[[ Provided material, beginning ]]

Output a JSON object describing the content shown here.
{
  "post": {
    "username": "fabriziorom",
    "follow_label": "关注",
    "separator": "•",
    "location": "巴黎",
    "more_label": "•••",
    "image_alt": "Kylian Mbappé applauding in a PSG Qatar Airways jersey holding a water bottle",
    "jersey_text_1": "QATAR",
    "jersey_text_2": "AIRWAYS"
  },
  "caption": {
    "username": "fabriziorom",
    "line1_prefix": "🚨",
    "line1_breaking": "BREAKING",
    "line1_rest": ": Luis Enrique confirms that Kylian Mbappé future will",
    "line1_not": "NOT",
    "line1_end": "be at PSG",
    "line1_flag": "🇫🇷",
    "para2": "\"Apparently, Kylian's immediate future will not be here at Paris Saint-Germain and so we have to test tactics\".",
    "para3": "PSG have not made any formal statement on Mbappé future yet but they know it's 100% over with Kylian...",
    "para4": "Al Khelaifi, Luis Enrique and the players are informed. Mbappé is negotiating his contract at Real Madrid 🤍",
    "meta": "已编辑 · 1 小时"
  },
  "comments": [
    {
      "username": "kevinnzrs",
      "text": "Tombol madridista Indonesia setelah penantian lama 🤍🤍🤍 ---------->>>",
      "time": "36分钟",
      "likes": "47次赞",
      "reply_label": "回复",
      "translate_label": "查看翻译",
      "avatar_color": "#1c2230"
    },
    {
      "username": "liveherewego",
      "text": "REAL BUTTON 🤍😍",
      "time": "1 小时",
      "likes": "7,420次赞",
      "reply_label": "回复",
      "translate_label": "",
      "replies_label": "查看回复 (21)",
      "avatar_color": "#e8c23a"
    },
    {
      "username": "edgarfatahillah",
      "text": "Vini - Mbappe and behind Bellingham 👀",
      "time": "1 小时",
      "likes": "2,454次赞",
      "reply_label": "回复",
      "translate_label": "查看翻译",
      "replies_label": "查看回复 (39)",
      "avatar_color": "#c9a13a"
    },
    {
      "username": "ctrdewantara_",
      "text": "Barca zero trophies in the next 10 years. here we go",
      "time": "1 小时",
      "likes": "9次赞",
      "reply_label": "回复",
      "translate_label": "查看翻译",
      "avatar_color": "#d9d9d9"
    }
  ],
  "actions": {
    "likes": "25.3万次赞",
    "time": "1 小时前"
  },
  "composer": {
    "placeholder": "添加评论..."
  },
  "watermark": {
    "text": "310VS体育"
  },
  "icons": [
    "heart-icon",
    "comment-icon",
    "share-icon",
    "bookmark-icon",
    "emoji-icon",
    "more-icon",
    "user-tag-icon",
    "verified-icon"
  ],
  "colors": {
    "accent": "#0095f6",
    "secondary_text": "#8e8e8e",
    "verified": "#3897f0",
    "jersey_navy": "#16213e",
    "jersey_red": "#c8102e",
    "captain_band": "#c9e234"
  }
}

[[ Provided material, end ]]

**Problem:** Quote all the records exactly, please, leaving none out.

**Result for this task:**
Output a JSON object describing the content shown here.
{
  "post": {
    "username": "fabriziorom",
    "follow_label": "关注",
    "separator": "•",
    "location": "巴黎",
    "more_label": "•••",
    "image_alt": "Kylian Mbappé applauding in a PSG Qatar Airways jersey holding a water bottle",
    "jersey_text_1": "QATAR",
    "jersey_text_2": "AIRWAYS"
  },
  "caption": {
    "username": "fabriziorom",
    "line1_prefix": "🚨",
    "line1_breaking": "BREAKING",
    "line1_rest": ": Luis Enrique confirms that Kylian Mbappé future will",
    "line1_not": "NOT",
    "line1_end": "be at PSG",
    "line1_flag": "🇫🇷",
    "para2": "\"Apparently, Kylian's immediate future will not be here at Paris Saint-Germain and so we have to test tactics\".",
    "para3": "PSG have not made any formal statement on Mbappé future yet but they know it's 100% over with Kylian...",
    "para4": "Al Khelaifi, Luis Enrique and the players are informed. Mbappé is negotiating his contract at Real Madrid 🤍",
    "meta": "已编辑 · 1 小时"
  },
  "comments": [
    {
      "username": "kevinnzrs",
      "text": "Tombol madridista Indonesia setelah penantian lama 🤍🤍🤍 ---------->>>",
      "time": "36分钟",
      "likes": "47次赞",
      "reply_label": "回复",
      "translate_label": "查看翻译",
      "avatar_color": "#1c2230"
    },
    {
      "username": "liveherewego",
      "text": "REAL BUTTON 🤍😍",
      "time": "1 小时",
      "likes": "7,420次赞",
      "reply_label": "回复",
      "translate_label": "",
      "replies_label": "查看回复 (21)",
      "avatar_color": "#e8c23a"
    },
    {
      "username": "edgarfatahillah",
      "text": "Vini - Mbappe and behind Bellingham 👀",
      "time": "1 小时",
      "likes": "2,454次赞",
      "reply_label": "回复",
      "translate_label": "查看翻译",
      "replies_label": "查看回复 (39)",
      "avatar_color": "#c9a13a"
    },
    {
      "username": "ctrdewantara_",
      "text": "Barca zero trophies in the next 10 years. here we go",
      "time": "1 小时",
      "likes": "9次赞",
      "reply_label": "回复",
      "translate_label": "查看翻译",
      "avatar_color": "#d9d9d9"
    }
  ],
  "actions": {
    "likes": "25.3万次赞",
    "time": "1 小时前"
  },
  "composer": {
    "placeholder": "添加评论..."
  },
  "watermark": {
    "text": "310VS体育"
  },
  "icons": [
    "heart-icon",
    "comment-icon",
    "share-icon",
    "bookmark-icon",
    "emoji-icon",
    "more-icon",
    "user-tag-icon",
    "verified-icon"
  ],
  "colors": {
    "accent": "#0095f6",
    "secondary_text": "#8e8e8e",
    "verified": "#3897f0",
    "jersey_navy": "#16213e",
    "jersey_red": "#c8102e",
    "captain_band": "#c9e234"
  }
}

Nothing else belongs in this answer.